Problem details: Copy out, from the entries below, each line holding the string "SENDE".

***** Data for review

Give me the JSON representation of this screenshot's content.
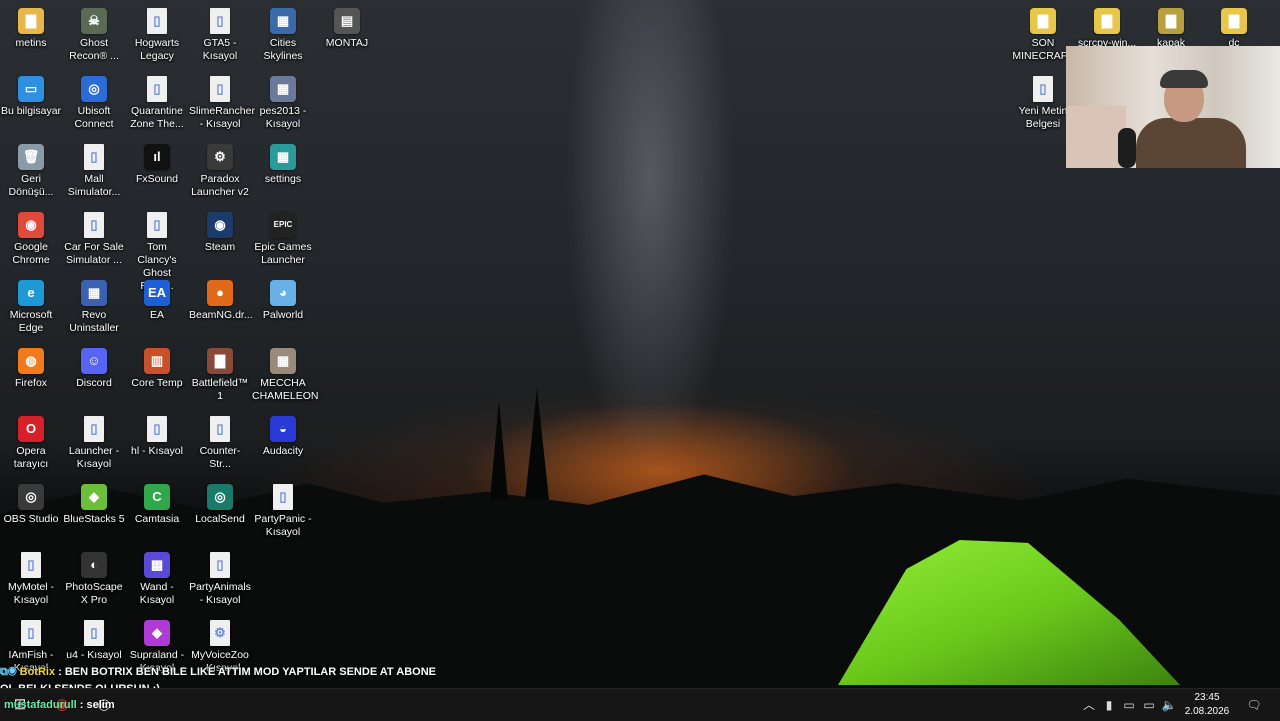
{
  "desktop_icons": [
    {
      "label": "metins",
      "color": "#e8b64a",
      "glyph": "▇"
    },
    {
      "label": "Bu bilgisayar",
      "color": "#2f8fe0",
      "glyph": "▭"
    },
    {
      "label": "Geri Dönüşü...",
      "color": "#8a9aa8",
      "glyph": "🗑"
    },
    {
      "label": "Google Chrome",
      "color": "#e04a3a",
      "glyph": "◉"
    },
    {
      "label": "Microsoft Edge",
      "color": "#1d9ad6",
      "glyph": "e"
    },
    {
      "label": "Firefox",
      "color": "#f07a1c",
      "glyph": "◍"
    },
    {
      "label": "Opera tarayıcı",
      "color": "#d6202a",
      "glyph": "O"
    },
    {
      "label": "OBS Studio",
      "color": "#3a3a3a",
      "glyph": "◎"
    },
    {
      "label": "MyMotel - Kısayol",
      "color": "#f0f0f0",
      "glyph": "▯"
    },
    {
      "label": "IAmFish - Kısayol",
      "color": "#f0f0f0",
      "glyph": "▯"
    },
    {
      "label": "Ghost Recon® ...",
      "color": "#5a6a55",
      "glyph": "☠"
    },
    {
      "label": "Ubisoft Connect",
      "color": "#2d6bd6",
      "glyph": "◎"
    },
    {
      "label": "Mall Simulator...",
      "color": "#f0f0f0",
      "glyph": "▯"
    },
    {
      "label": "Car For Sale Simulator ...",
      "color": "#f0f0f0",
      "glyph": "▯"
    },
    {
      "label": "Revo Uninstaller",
      "color": "#3b62b0",
      "glyph": "▦"
    },
    {
      "label": "Discord",
      "color": "#5865f2",
      "glyph": "☺"
    },
    {
      "label": "Launcher - Kısayol",
      "color": "#f0f0f0",
      "glyph": "▯"
    },
    {
      "label": "BlueStacks 5",
      "color": "#6cbf3a",
      "glyph": "◆"
    },
    {
      "label": "PhotoScape X Pro",
      "color": "#333333",
      "glyph": "◐"
    },
    {
      "label": "u4 - Kısayol",
      "color": "#f0f0f0",
      "glyph": "▯"
    },
    {
      "label": "Hogwarts Legacy",
      "color": "#f0f0f0",
      "glyph": "▯"
    },
    {
      "label": "Quarantine Zone The...",
      "color": "#f0f0f0",
      "glyph": "▯"
    },
    {
      "label": "FxSound",
      "color": "#111111",
      "glyph": "ıl"
    },
    {
      "label": "Tom Clancy's Ghost Reco...",
      "color": "#f0f0f0",
      "glyph": "▯"
    },
    {
      "label": "EA",
      "color": "#1f5fd6",
      "glyph": "EA"
    },
    {
      "label": "Core Temp",
      "color": "#c8502a",
      "glyph": "▥"
    },
    {
      "label": "hl - Kısayol",
      "color": "#f0f0f0",
      "glyph": "▯"
    },
    {
      "label": "Camtasia",
      "color": "#2ea84a",
      "glyph": "C"
    },
    {
      "label": "Wand - Kısayol",
      "color": "#5a4ad6",
      "glyph": "▩"
    },
    {
      "label": "Supraland - Kısayol",
      "color": "#b03ad6",
      "glyph": "◆"
    },
    {
      "label": "GTA5 - Kısayol",
      "color": "#f0f0f0",
      "glyph": "▯"
    },
    {
      "label": "SlimeRancher - Kısayol",
      "color": "#f0f0f0",
      "glyph": "▯"
    },
    {
      "label": "Paradox Launcher v2",
      "color": "#3a3a3a",
      "glyph": "⚙"
    },
    {
      "label": "Steam",
      "color": "#1b3c6a",
      "glyph": "◉"
    },
    {
      "label": "BeamNG.dr...",
      "color": "#e06a1c",
      "glyph": "●"
    },
    {
      "label": "Battlefield™ 1",
      "color": "#8a4a3a",
      "glyph": "▇"
    },
    {
      "label": "Counter-Str...",
      "color": "#f0f0f0",
      "glyph": "▯"
    },
    {
      "label": "LocalSend",
      "color": "#1a7a6a",
      "glyph": "◎"
    },
    {
      "label": "PartyAnimals - Kısayol",
      "color": "#f0f0f0",
      "glyph": "▯"
    },
    {
      "label": "MyVoiceZoo - Kısayol",
      "color": "#f0f0f0",
      "glyph": "⚙"
    },
    {
      "label": "Cities Skylines",
      "color": "#3a6aa8",
      "glyph": "▦"
    },
    {
      "label": "pes2013 - Kısayol",
      "color": "#6a7a9a",
      "glyph": "▦"
    },
    {
      "label": "settings",
      "color": "#2a9a9a",
      "glyph": "▦"
    },
    {
      "label": "Epic Games Launcher",
      "color": "#222222",
      "glyph": "EPIC"
    },
    {
      "label": "Palworld",
      "color": "#6ab0e8",
      "glyph": "◕"
    },
    {
      "label": "MECCHA CHAMELEON",
      "color": "#9a8a7a",
      "glyph": "▦"
    },
    {
      "label": "Audacity",
      "color": "#2a3ad6",
      "glyph": "◒"
    },
    {
      "label": "PartyPanic - Kısayol",
      "color": "#f0f0f0",
      "glyph": "▯"
    },
    {
      "label": "MONTAJ",
      "color": "#555555",
      "glyph": "▤"
    },
    {
      "label": "SON MINECRAFT",
      "color": "#e8c64a",
      "glyph": "▇"
    },
    {
      "label": "Yeni Metin Belgesi",
      "color": "#f0f0f0",
      "glyph": "▯"
    },
    {
      "label": "scrcpy-win...",
      "color": "#e8c64a",
      "glyph": "▇"
    },
    {
      "label": "kapak",
      "color": "#b8a040",
      "glyph": "▇"
    },
    {
      "label": "dc",
      "color": "#e8c64a",
      "glyph": "▇"
    }
  ],
  "chat": {
    "line1_user": "BotRix",
    "line1_text": " : BEN BOTRIX BEN BILE LIKE ATTIM MOD YAPTILAR SENDE AT ABONE",
    "line2_text": "OL BELKI SENDE OLURSUN :)",
    "line3_user": "mustafadurull",
    "line3_text": " : selim"
  },
  "taskbar": {
    "start_icon": "windows-logo-icon",
    "pinned": [
      "chrome-icon",
      "obs-icon"
    ],
    "tray": [
      "chevron-up-icon",
      "microphone-icon",
      "usb-icon",
      "battery-icon",
      "network-icon",
      "volume-icon"
    ],
    "time": "23:45",
    "date": "2.08.2026"
  }
}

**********

Written response:
    "line1_text": " : BEN BOTRIX BEN BILE LIKE ATTIM MOD YAPTILAR SENDE AT ABONE",
    "line2_text": "OL BELKI SENDE OLURSUN :)",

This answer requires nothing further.